The Washington Post's Chris Cillizza says the GOP primary shows a Republican party divided. Really?
The GOP is united on replacing President Obama and divided on the best way to do it, said Matt McDonald, a Republican strategist who is unaffiliated in the 2012 race. On the one hand, you have people who see motivating the base as the path to victory, and on the other hand, you have people who see reaching out to independents as the path to victory.All the GOP candidates are claiming to be conservatives (it's not clear what Ron Paul is, but I don't consider him a serious candidate). Gingrich and Santorum are conservative, and while it's not even clear if Romney is even a Republican (or an adherent of any political philosophy at all), the policies he's espousing for this particular campaign are in fact conservative.

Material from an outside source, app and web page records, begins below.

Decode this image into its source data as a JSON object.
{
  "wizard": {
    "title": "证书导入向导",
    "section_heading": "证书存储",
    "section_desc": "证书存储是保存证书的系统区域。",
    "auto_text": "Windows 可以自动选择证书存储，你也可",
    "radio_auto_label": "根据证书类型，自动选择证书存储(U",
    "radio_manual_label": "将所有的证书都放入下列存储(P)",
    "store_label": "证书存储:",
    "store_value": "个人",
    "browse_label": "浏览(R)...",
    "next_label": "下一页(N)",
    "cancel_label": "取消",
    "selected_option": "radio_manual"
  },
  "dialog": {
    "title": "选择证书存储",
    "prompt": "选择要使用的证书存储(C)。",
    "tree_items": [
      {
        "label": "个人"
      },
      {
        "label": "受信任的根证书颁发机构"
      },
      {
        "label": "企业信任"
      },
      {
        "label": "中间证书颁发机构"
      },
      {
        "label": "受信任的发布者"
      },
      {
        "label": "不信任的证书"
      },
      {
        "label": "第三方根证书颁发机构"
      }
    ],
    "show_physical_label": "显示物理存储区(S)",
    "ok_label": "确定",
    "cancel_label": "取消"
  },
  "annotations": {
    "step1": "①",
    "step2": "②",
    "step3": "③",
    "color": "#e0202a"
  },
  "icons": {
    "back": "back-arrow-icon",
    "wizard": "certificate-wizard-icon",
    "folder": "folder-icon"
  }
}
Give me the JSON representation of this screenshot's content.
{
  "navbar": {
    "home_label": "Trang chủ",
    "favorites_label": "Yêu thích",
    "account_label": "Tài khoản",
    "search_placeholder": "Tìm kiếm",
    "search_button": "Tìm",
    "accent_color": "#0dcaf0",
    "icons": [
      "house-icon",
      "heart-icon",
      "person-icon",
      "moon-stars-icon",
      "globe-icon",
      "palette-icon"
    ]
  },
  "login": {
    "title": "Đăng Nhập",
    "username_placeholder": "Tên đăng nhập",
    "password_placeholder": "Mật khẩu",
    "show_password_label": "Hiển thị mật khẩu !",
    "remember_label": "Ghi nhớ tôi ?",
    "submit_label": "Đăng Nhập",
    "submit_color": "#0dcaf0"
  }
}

Others express that sentiment slightly differently Our party is trying to choose between its head and its heart, said Eric Ueland, a longtime Senate strategist but whats clear is that in a political world in which Republican voters want both/and, they are faced with either/or.
The problem is that GOP voters are divided between voting for real conservatives who don't have a chance in hell of beating President Obama in November, or a faux conservative who has a better chance of beating Obama. Note what's missing: Liberal Republicans, moderate Republicans, and middle of the road Republicans.
No one can put up a serious run for the GOP nomination who doesn't align themselves with the far right of the party. On the Democratic side, all of our serious candidates have tended to be in the middle of the Democratic party, espousing some conservative views (Hillary was for the Iraq war) and some liberal (Obama was for a health care public option during the campaign but decided to move to the middle/conservative end of the Democratic party, and even further to the right, to govern).
Republicans don't move to the middle when they run for the primary and they don't move to the middle when they govern. There is diversity in the Democratic primary and Democratic governance - and if anything, Democrats are afraid to be seen as liberal, while there is no diversity at all among serious GOP presidential candidates and GOP governance. You can't be a moderate (aka liberal) and get the GOP nomination, you can be a moderate (aka conservative) and get the Democratic. Our party leans to the middle of the Democratic-Republican continuum, there's leans farther and farther to the far right.
What's telling about what Cillizza wrote is that the GOP divide isn't between moderate and conservative Republicans, it's between conservatives who want a real conservative and conservatives who want someone who can win, even if he's a phony. The moderates simply don't exist anymore in the GOP.